** Opening DATA FOR THIS EXERCISE block **

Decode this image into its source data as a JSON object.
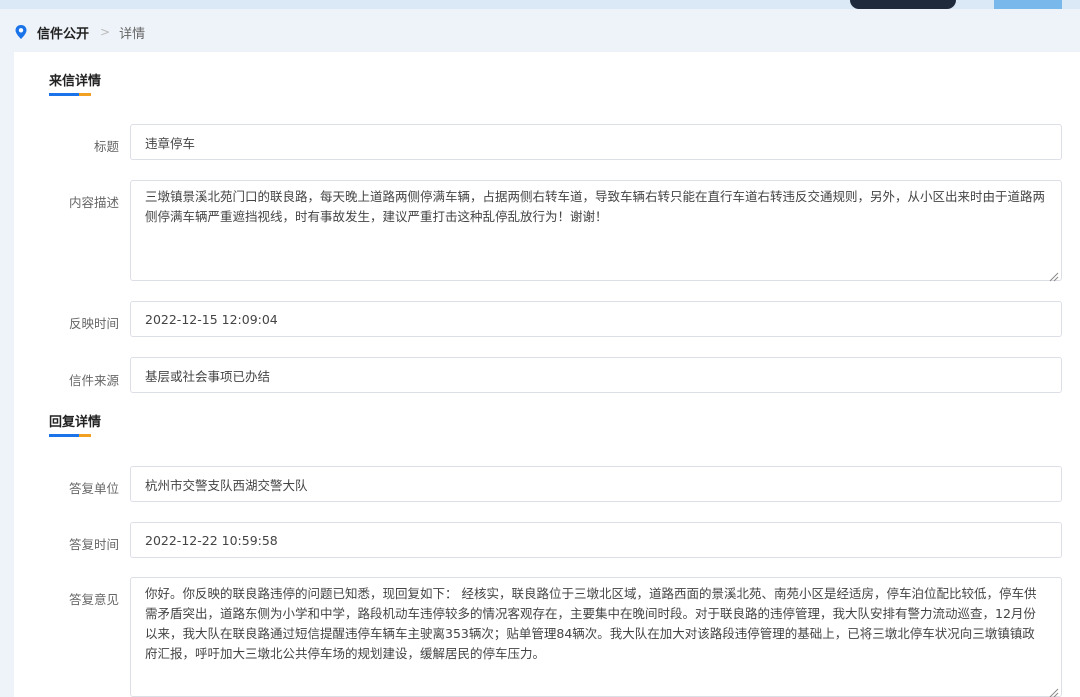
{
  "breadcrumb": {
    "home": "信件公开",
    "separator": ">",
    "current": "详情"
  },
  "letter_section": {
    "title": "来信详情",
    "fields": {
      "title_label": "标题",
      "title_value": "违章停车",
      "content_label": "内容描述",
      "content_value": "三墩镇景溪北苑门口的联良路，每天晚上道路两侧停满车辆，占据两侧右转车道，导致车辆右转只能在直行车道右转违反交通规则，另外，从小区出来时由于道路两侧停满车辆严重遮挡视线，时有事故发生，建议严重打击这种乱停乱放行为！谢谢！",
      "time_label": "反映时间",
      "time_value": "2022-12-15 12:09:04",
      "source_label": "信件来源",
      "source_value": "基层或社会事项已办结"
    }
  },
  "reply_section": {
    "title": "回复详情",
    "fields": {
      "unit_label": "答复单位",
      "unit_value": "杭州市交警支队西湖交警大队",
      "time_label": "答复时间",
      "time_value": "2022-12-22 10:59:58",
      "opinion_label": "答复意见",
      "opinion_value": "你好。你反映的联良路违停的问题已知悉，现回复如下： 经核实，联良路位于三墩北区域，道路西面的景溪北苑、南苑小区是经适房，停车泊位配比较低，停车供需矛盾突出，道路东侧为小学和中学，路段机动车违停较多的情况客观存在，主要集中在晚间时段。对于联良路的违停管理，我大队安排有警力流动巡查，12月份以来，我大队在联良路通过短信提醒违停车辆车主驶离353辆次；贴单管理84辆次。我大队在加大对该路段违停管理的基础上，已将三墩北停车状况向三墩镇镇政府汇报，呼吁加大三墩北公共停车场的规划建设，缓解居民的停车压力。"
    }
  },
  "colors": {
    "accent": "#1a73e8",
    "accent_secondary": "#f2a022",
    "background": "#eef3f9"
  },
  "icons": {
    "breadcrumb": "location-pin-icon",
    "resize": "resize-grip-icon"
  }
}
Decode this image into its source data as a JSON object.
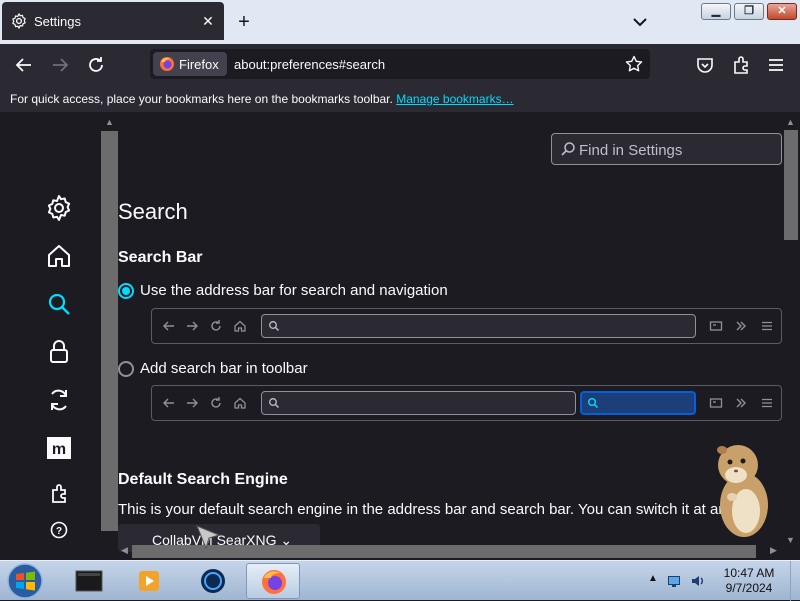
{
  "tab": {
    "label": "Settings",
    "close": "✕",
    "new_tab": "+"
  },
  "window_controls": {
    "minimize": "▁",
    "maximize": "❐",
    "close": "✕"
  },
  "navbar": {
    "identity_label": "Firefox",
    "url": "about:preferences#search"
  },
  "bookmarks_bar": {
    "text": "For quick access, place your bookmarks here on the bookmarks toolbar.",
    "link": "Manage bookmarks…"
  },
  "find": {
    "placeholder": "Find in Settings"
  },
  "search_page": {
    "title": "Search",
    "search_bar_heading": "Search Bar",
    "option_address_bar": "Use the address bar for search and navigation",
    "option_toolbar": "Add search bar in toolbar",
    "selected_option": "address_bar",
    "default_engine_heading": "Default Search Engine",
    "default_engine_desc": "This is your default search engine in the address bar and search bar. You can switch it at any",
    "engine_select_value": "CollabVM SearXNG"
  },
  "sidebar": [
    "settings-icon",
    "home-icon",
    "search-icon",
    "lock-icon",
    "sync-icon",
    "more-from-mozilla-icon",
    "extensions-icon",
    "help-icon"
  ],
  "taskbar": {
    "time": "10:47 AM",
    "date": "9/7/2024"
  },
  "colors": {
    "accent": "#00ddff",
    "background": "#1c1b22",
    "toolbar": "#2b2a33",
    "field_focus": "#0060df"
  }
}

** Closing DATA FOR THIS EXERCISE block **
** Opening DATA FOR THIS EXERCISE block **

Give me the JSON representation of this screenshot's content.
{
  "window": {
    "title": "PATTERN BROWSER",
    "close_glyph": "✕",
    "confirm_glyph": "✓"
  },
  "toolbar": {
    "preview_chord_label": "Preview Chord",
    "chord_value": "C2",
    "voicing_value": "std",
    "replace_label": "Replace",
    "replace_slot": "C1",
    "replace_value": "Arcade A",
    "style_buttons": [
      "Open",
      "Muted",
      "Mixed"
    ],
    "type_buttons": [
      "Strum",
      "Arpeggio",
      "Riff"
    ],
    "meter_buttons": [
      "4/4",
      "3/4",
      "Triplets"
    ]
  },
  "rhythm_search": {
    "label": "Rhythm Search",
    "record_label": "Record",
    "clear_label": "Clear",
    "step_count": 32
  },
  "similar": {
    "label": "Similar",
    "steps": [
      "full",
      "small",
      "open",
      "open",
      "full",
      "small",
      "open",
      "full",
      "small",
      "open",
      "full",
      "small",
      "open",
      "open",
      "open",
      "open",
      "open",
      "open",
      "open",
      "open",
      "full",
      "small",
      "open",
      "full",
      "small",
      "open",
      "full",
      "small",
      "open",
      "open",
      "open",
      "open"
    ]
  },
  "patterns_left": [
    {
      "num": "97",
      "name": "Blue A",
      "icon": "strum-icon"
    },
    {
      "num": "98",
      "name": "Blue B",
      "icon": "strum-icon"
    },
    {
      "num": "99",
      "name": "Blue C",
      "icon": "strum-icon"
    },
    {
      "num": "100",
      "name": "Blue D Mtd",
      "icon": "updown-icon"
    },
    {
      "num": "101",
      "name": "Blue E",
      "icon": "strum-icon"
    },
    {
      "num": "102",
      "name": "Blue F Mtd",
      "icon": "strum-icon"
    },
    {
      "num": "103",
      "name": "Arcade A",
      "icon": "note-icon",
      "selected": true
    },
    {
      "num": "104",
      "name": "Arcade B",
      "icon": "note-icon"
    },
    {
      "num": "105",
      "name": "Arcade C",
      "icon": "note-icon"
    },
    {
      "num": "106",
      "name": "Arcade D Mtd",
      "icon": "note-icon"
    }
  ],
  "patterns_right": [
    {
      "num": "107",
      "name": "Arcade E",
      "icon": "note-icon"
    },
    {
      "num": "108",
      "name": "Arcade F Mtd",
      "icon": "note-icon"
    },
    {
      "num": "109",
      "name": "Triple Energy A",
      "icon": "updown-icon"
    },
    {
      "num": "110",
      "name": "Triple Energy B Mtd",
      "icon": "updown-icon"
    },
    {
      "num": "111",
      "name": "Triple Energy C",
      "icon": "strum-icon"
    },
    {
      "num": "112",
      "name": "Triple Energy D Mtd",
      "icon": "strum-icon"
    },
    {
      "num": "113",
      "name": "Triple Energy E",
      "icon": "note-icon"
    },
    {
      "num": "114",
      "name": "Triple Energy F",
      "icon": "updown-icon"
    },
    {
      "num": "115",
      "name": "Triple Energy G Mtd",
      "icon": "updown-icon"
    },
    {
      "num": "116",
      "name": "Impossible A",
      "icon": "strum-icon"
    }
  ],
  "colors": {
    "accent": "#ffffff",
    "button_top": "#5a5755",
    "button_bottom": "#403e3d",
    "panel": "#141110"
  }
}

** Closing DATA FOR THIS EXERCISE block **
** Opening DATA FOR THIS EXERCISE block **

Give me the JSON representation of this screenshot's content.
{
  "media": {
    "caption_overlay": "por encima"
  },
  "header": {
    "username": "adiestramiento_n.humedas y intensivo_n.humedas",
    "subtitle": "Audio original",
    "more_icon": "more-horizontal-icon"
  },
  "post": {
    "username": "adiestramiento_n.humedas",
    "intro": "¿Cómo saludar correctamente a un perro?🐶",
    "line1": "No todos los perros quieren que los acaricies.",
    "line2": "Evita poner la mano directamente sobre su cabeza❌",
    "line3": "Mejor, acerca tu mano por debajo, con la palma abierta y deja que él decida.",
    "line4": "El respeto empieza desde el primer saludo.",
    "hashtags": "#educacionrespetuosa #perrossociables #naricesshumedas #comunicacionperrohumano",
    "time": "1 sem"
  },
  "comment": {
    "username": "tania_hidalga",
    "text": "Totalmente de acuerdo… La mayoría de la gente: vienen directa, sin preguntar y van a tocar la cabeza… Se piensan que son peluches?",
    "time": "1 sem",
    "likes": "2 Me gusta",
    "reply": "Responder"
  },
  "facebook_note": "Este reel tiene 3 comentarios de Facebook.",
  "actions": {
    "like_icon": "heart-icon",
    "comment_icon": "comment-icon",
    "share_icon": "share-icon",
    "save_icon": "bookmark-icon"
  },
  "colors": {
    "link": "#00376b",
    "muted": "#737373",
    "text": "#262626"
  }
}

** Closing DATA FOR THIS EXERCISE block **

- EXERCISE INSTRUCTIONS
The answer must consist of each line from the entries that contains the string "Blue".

- FINISHED TASK
      "name": "Blue A",
      "name": "Blue B",
      "name": "Blue C",
      "name": "Blue D Mtd",
      "name": "Blue E",
      "name": "Blue F Mtd",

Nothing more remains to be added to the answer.